-- Work to complete --
Report each line from the records where the string "USDT" turns up.

-- The data --
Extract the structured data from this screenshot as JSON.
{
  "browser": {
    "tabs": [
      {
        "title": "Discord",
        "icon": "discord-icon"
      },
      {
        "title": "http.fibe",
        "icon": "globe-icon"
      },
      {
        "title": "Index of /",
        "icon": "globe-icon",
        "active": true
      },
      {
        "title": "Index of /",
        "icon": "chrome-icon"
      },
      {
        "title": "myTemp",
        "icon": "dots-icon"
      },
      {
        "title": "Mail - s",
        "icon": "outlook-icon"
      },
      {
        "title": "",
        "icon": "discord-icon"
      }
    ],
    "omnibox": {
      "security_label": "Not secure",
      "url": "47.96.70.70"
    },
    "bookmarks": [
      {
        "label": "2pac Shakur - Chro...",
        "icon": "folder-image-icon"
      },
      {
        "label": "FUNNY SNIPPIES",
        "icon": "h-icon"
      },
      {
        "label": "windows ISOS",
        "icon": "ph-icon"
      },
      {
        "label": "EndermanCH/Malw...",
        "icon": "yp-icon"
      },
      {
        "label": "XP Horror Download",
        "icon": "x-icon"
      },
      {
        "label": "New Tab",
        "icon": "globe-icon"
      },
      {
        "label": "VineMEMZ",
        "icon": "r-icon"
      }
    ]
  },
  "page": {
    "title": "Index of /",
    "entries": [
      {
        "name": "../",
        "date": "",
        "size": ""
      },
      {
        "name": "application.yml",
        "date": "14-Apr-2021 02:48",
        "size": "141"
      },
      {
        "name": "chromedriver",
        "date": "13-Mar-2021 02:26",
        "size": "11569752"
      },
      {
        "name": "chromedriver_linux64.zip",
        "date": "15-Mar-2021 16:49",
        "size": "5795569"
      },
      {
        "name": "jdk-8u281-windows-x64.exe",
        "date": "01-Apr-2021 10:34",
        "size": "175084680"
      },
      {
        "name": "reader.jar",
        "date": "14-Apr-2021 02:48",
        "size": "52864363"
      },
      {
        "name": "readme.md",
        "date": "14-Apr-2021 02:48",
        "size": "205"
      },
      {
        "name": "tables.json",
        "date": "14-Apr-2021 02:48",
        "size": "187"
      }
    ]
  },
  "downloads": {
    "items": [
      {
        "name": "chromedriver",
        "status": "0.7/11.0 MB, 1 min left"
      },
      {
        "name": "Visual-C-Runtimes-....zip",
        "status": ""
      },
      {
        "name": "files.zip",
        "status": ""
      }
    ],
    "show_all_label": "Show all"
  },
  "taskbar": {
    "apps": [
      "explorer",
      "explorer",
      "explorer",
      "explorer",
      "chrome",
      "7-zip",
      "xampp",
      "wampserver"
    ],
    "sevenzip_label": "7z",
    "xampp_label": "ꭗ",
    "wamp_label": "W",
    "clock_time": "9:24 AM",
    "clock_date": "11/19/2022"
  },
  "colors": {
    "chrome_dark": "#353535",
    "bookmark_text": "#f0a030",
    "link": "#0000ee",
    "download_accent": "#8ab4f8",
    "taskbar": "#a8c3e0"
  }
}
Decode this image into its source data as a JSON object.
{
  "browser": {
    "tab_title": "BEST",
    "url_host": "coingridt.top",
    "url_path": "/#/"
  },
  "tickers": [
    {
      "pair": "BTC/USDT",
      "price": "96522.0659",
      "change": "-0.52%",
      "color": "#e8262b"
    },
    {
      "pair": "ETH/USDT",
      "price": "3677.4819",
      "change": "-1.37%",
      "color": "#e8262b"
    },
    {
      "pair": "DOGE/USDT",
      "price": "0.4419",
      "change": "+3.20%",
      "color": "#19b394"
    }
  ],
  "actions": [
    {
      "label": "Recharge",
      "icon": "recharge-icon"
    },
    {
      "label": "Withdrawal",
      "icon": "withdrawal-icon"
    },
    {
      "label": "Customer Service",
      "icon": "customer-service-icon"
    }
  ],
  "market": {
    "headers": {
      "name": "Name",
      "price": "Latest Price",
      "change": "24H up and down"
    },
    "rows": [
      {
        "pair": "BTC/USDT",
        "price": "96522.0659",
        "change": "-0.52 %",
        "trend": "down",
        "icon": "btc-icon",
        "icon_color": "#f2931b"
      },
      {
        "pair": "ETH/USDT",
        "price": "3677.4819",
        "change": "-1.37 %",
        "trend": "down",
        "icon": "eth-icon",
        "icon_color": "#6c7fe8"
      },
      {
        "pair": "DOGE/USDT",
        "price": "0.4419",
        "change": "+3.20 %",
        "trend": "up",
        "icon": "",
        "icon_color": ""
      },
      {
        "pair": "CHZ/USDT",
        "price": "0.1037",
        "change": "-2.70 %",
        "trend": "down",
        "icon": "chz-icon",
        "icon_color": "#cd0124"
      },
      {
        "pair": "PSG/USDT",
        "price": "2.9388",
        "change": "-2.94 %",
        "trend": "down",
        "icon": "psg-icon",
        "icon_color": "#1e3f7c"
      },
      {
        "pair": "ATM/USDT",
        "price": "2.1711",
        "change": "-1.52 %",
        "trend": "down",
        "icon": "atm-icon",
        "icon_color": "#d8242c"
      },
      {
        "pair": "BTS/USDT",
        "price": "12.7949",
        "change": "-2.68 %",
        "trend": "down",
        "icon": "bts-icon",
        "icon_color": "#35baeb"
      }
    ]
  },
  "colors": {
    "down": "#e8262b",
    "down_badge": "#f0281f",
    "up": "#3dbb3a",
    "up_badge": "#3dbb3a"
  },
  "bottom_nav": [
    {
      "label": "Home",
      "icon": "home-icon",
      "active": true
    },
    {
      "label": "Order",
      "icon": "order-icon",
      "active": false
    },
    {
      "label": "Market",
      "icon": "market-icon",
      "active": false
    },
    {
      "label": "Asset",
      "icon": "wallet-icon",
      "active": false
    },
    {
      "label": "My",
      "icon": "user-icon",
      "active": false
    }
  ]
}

-- Output of the task --
      "pair": "BTC/USDT",
      "pair": "ETH/USDT",
      "pair": "DOGE/USDT",
        "pair": "BTC/USDT",
        "pair": "ETH/USDT",
        "pair": "DOGE/USDT",
        "pair": "CHZ/USDT",
        "pair": "PSG/USDT",
        "pair": "ATM/USDT",
        "pair": "BTS/USDT",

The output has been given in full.